Materials and methods

Principles of method if other than guideline:
Method: other
GLP compliance:

Test material

Constituent 1
Chemical structure
Reference substance name:
EC Number:
EC Name:
Cas Number:
Molecular formula:

Sampling and analysis

Analytical monitoring:

Test substrate

not specified

Test organisms

Test organisms (species):
other: Mustela putorius (polecat)

Study design

Study type:
laboratory study
Limit test:
Total exposure duration:
14 d

Test conditions

Reference substance (positive control):
not specified

Results and discussion

Any other information on results incl. tables

No macroscopic effects such as activity, feeding, or locomotion differences were observed in polecats in any of the treatment groups. Body weight was unaffected by BPA exposure when comparing across treatment group and sex, but male polecats were found to have a mean body mass almost twice that of females. For this reason the BMI of males was significantly greater than the BMI of females although there was no significant difference between BMIs of different treatment groups. Absolute and relative liver weights were unaffected by BPA exposure in both males and females with the exception of females in the 250 mg/kg body weight/day group, whose mean and relative liver weight were greater than those in the control group. Testosterone, estradiol, and FSH concentrations were not significantly affected by BPA exposure. T3, T4, and TSH levels were not significantly different with respect to treatment group, although females were found to have significantly higher T3/T4 ratios than males. Cortisol concentrations in females were significantly decreased in the 50 mg BPA/kg body weight/day group compared to females in the control. Plasma leptin concentrations did not vary significantly between control and treatment groups. EROD activity was not significantly affected by BPA exposure. GST levels increased significantly in females exposed to 250 mg BPA/kg body weight/day compared to female controls. UDPGT activity was significantly increased in both males (250 mg/kg bw/day) and females (50 and 250 mg/kg bw/day) compared to the control, when exposed to BPA. There was a significant correlation between both UDPGT and GST levels, and BPA dose. Discriminant analysis indicated an overall deviation from the physiology of the control group when polecats were given BPA doses of 50 and 250 mg/kg bw/day with slight changes beginning somewhere between 10 and 50 mg/kg bw/day.
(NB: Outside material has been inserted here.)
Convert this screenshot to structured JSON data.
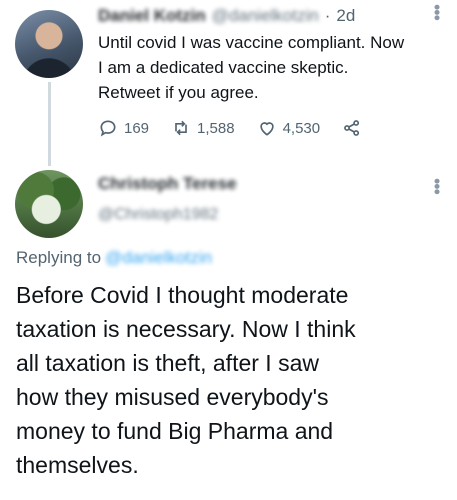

The endocrine effects were less pronounced than the change in enzyme activities. BPA induced phase II enzyme reactions (UDPGT and GST) in a dose-dependent manner.

Applicant's summary and conclusion

Validity criteria fulfilled:
not specified